Data:
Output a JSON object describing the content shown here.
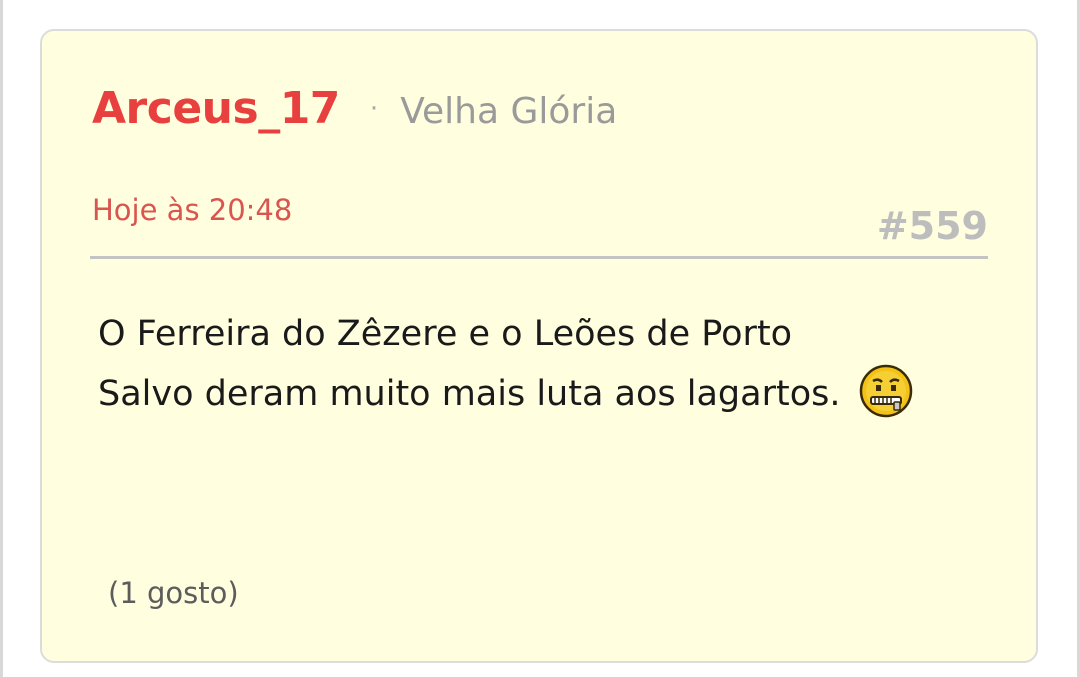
{
  "post": {
    "username": "Arceus_17",
    "separator": "·",
    "rank": "Velha Glória",
    "date": "Hoje às 20:48",
    "number": "#559",
    "body_line1": "O Ferreira do Zêzere e o Leões de Porto",
    "body_line2": "Salvo deram muito mais luta aos lagartos.",
    "emoji": "zipper-mouth-smiley-icon",
    "likes": "(1 gosto)"
  },
  "colors": {
    "card_background": "#ffffdf",
    "username": "#e8403e",
    "date": "#d95550",
    "rank": "#9a9a9a",
    "post_number": "#bdbdbd"
  }
}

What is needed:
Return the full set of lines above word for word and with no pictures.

Output for this exercise:
Output a JSON object describing the content shown here.
{
  "post": {
    "username": "Arceus_17",
    "separator": "·",
    "rank": "Velha Glória",
    "date": "Hoje às 20:48",
    "number": "#559",
    "body_line1": "O Ferreira do Zêzere e o Leões de Porto",
    "body_line2": "Salvo deram muito mais luta aos lagartos.",
    "emoji": "zipper-mouth-smiley-icon",
    "likes": "(1 gosto)"
  },
  "colors": {
    "card_background": "#ffffdf",
    "username": "#e8403e",
    "date": "#d95550",
    "rank": "#9a9a9a",
    "post_number": "#bdbdbd"
  }
}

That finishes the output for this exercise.